▸ **ASSIGNED TASK**
Copy the records below exactly, but leave out any picture they contain.

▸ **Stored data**

----

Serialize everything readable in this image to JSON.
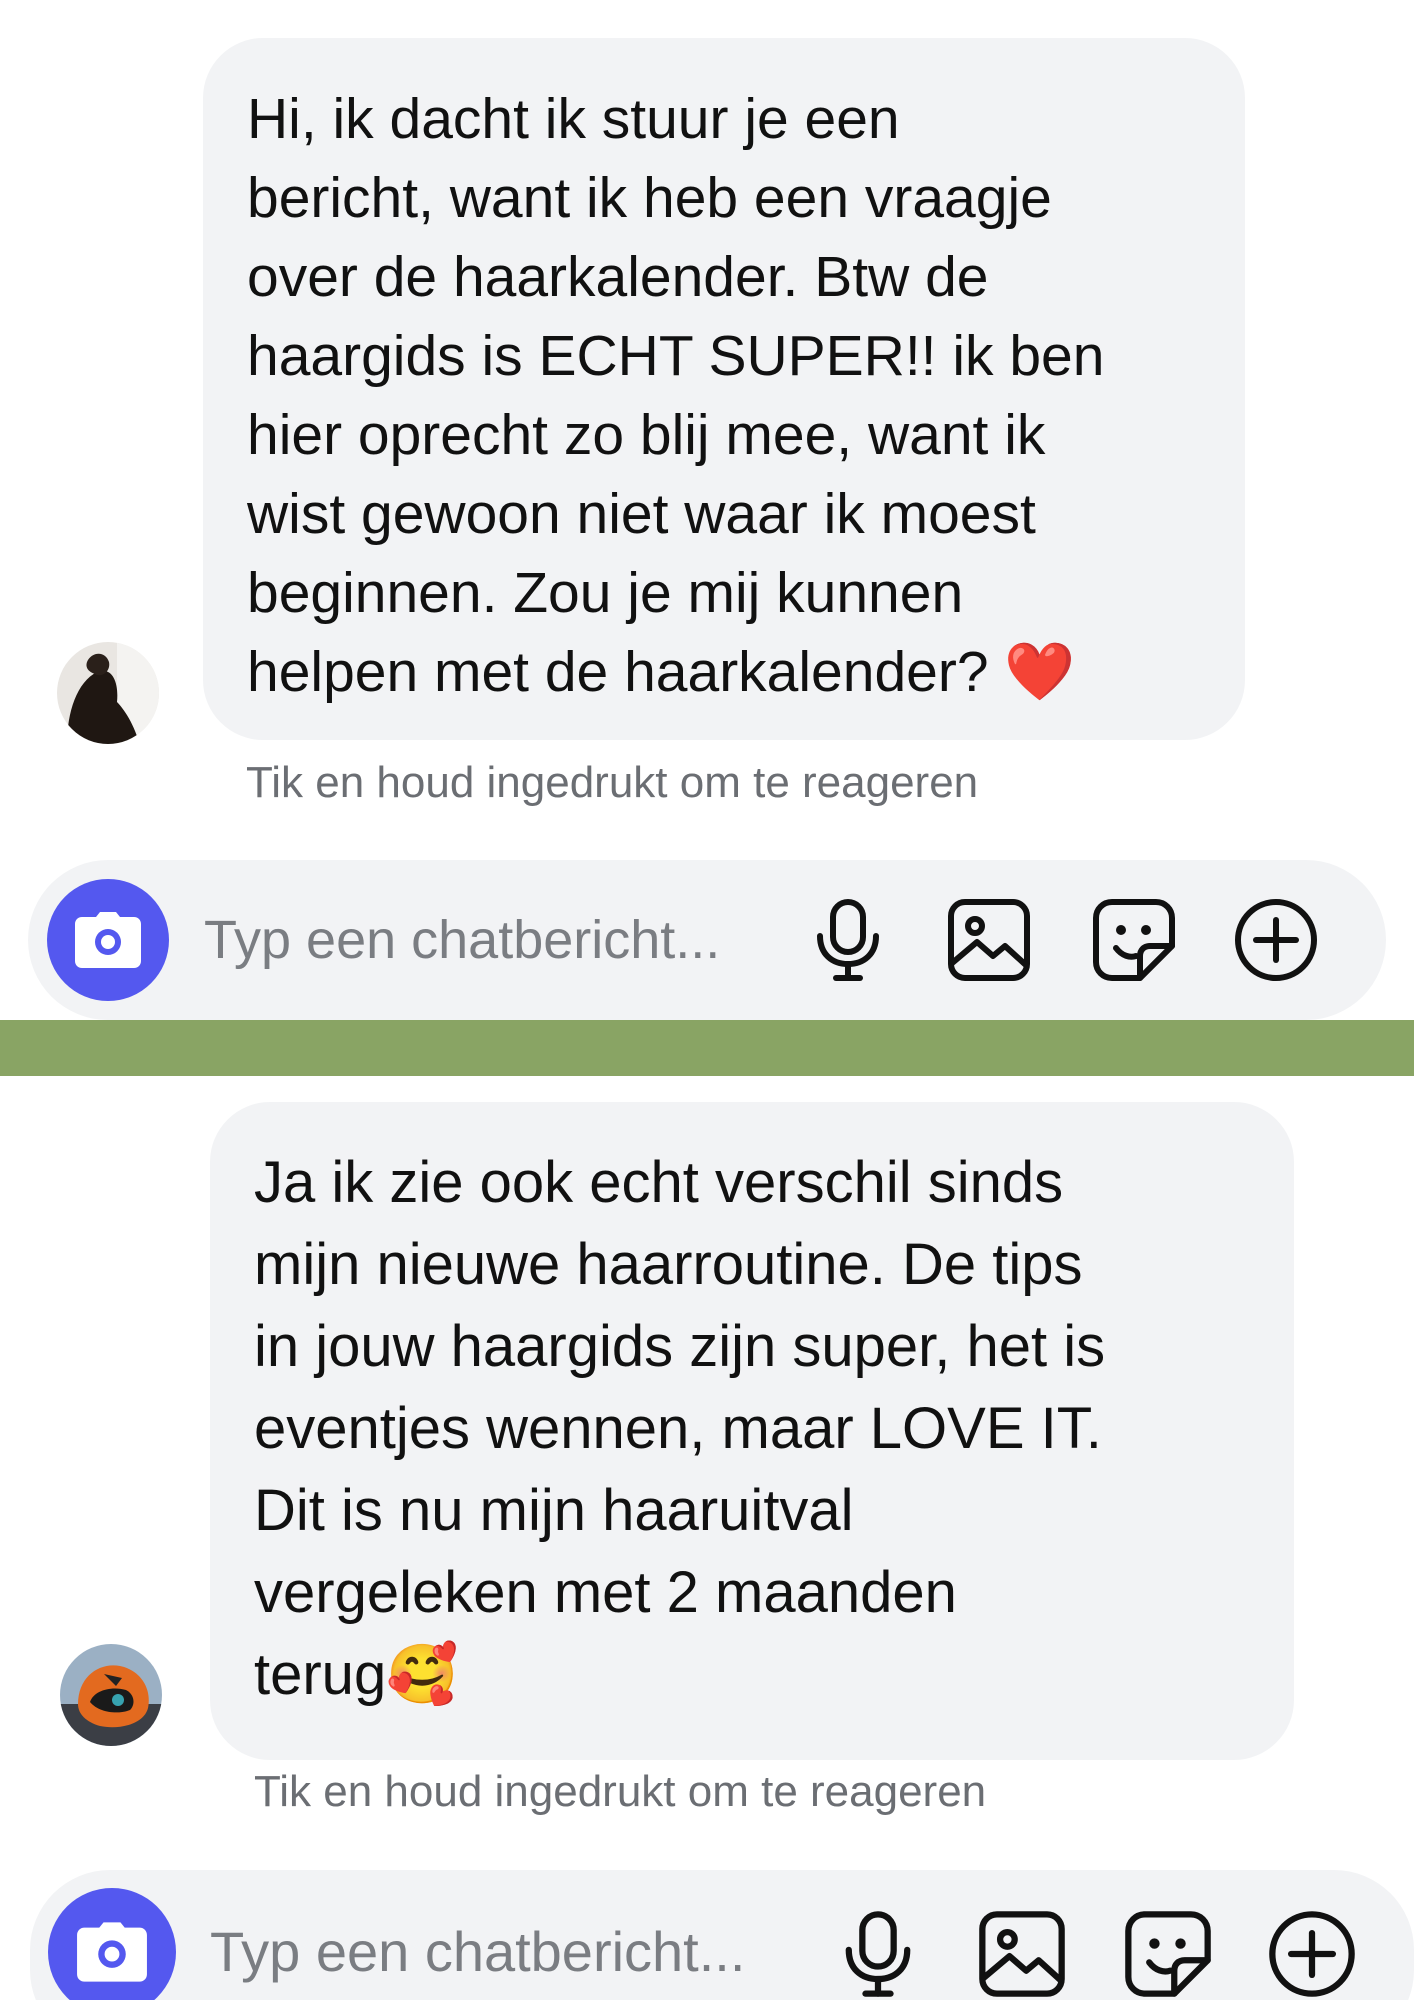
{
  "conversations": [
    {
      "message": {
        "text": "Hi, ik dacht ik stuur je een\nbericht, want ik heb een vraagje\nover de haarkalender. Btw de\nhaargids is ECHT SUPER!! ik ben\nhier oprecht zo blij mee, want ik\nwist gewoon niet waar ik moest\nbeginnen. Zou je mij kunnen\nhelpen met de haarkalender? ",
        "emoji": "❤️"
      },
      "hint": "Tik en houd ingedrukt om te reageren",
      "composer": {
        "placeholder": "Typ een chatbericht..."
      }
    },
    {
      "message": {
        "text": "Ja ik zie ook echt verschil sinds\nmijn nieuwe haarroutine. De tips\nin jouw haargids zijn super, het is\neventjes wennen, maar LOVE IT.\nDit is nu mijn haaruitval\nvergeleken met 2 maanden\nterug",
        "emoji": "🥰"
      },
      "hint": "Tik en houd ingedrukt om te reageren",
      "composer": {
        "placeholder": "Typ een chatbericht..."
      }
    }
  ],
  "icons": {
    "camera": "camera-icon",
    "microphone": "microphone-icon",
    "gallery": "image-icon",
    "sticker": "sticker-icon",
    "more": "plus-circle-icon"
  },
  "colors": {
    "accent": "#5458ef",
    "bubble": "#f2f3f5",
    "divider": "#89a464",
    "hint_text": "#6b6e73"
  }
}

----

▸ **RESPONSE**
Serialize everything readable in this image to JSON.
{
  "conversations": [
    {
      "message": {
        "text": "Hi, ik dacht ik stuur je een\nbericht, want ik heb een vraagje\nover de haarkalender. Btw de\nhaargids is ECHT SUPER!! ik ben\nhier oprecht zo blij mee, want ik\nwist gewoon niet waar ik moest\nbeginnen. Zou je mij kunnen\nhelpen met de haarkalender? ",
        "emoji": "❤️"
      },
      "hint": "Tik en houd ingedrukt om te reageren",
      "composer": {
        "placeholder": "Typ een chatbericht..."
      }
    },
    {
      "message": {
        "text": "Ja ik zie ook echt verschil sinds\nmijn nieuwe haarroutine. De tips\nin jouw haargids zijn super, het is\neventjes wennen, maar LOVE IT.\nDit is nu mijn haaruitval\nvergeleken met 2 maanden\nterug",
        "emoji": "🥰"
      },
      "hint": "Tik en houd ingedrukt om te reageren",
      "composer": {
        "placeholder": "Typ een chatbericht..."
      }
    }
  ],
  "icons": {
    "camera": "camera-icon",
    "microphone": "microphone-icon",
    "gallery": "image-icon",
    "sticker": "sticker-icon",
    "more": "plus-circle-icon"
  },
  "colors": {
    "accent": "#5458ef",
    "bubble": "#f2f3f5",
    "divider": "#89a464",
    "hint_text": "#6b6e73"
  }
}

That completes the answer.